    3.The third issue is about publishing some of the research results I have gathered to share with the rest of the world.Kindly link me up with a publisher who can partner with me in this direction.
    Thanks Kay, I look forward to hearing from you.
    Regards,
    Josam Nandwa Musambayi.

  4. Thanks for your interest.

    The programme that you mention, the one Anthony was involved in, unfortunately doesn’t have any meetings planned for now. There might be some new initiatives for national partners as part of the legal/IP community of the CGIAR Consortium in the future, but for now I have no news.

    As a rule we try to post any information I receive about scholarships, or research posts or even calls for papers for readers attention, but we don’t have our own grants program.

    Finally re your publishing point. If you have something you want to write about that is relevant to this blog – IP, particularly in the field of Ag or development then I will be more than happy to post it. You can email me directly k.chapman@cgiar.org with your ideas. If the topic is relevant to any colleagues I am in touch with then I will also pass this information on for you too.

    Good luck!

  5. Thanks Kay for your elaborate response.All has been noted and as we relate on the blog. I believe there is a lot we will cover together.I will keep you posted on what I intend to do.Bye for now.
    Regards,
    Josam.

Leave a Reply

Fill in your details below or click an icon to log in:

WordPress.com Logo

You are commenting using your WordPress.com account. Log Out / Change )

Twitter picture

You are commenting using your Twitter account. Log Out / Change )

Facebook photo

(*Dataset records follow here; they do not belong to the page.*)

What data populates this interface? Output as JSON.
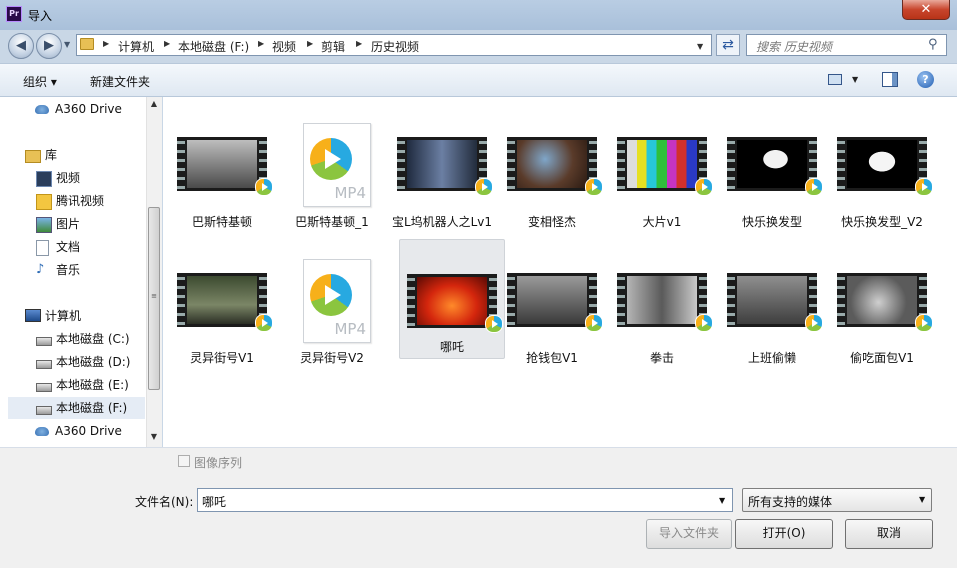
{
  "window": {
    "title": "导入",
    "app_icon": "Pr",
    "close": "✕"
  },
  "address": {
    "crumbs": [
      "计算机",
      "本地磁盘 (F:)",
      "视频",
      "剪辑",
      "历史视频"
    ],
    "search_placeholder": "搜索 历史视频"
  },
  "toolbar": {
    "organize": "组织 ▾",
    "new_folder": "新建文件夹"
  },
  "sidebar": {
    "items": [
      {
        "label": "A360 Drive",
        "icon": "cloud-icon"
      },
      {
        "label": "库",
        "icon": "library-icon"
      },
      {
        "label": "视频",
        "icon": "video-icon"
      },
      {
        "label": "腾讯视频",
        "icon": "tencent-video-icon"
      },
      {
        "label": "图片",
        "icon": "picture-icon"
      },
      {
        "label": "文档",
        "icon": "document-icon"
      },
      {
        "label": "音乐",
        "icon": "music-icon"
      },
      {
        "label": "计算机",
        "icon": "computer-icon"
      },
      {
        "label": "本地磁盘 (C:)",
        "icon": "drive-icon"
      },
      {
        "label": "本地磁盘 (D:)",
        "icon": "drive-icon"
      },
      {
        "label": "本地磁盘 (E:)",
        "icon": "drive-icon"
      },
      {
        "label": "本地磁盘 (F:)",
        "icon": "drive-icon",
        "selected": true
      },
      {
        "label": "A360 Drive",
        "icon": "cloud-icon"
      }
    ]
  },
  "files": [
    {
      "name": "巴斯特基顿",
      "kind": "video",
      "frame": "#7d7d7d"
    },
    {
      "name": "巴斯特基顿_1",
      "kind": "mp4",
      "ext": "MP4"
    },
    {
      "name": "宝L坞机器人之Lv1",
      "kind": "video",
      "frame": "#3b4a63"
    },
    {
      "name": "变相怪杰",
      "kind": "video",
      "frame": "#5a3b2a"
    },
    {
      "name": "大片v1",
      "kind": "video",
      "frame": "testcard"
    },
    {
      "name": "快乐换发型",
      "kind": "video",
      "frame": "portrait"
    },
    {
      "name": "快乐换发型_V2",
      "kind": "video",
      "frame": "portrait"
    },
    {
      "name": "灵异街号V1",
      "kind": "video",
      "frame": "#4f5a3e"
    },
    {
      "name": "灵异街号V2",
      "kind": "mp4",
      "ext": "MP4"
    },
    {
      "name": "哪吒",
      "kind": "video",
      "frame": "fire",
      "selected": true
    },
    {
      "name": "抢钱包V1",
      "kind": "video",
      "frame": "#6b6b6b"
    },
    {
      "name": "拳击",
      "kind": "video",
      "frame": "#8a8a8a"
    },
    {
      "name": "上班偷懒",
      "kind": "video",
      "frame": "#5e5e5e"
    },
    {
      "name": "偷吃面包V1",
      "kind": "video",
      "frame": "#777777"
    }
  ],
  "bottom": {
    "image_sequence": "图像序列",
    "filename_label": "文件名(N):",
    "filename_value": "哪吒",
    "filetype_value": "所有支持的媒体",
    "import_folder": "导入文件夹",
    "open": "打开(O)",
    "cancel": "取消"
  },
  "colors": {
    "accent": "#1f5cb0",
    "close": "#c8452c"
  }
}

You are commenting using your Facebook account. Log Out / Change )

Google+ photo

You are commenting using your Google+ account. Log Out / Change )

Connecting to %s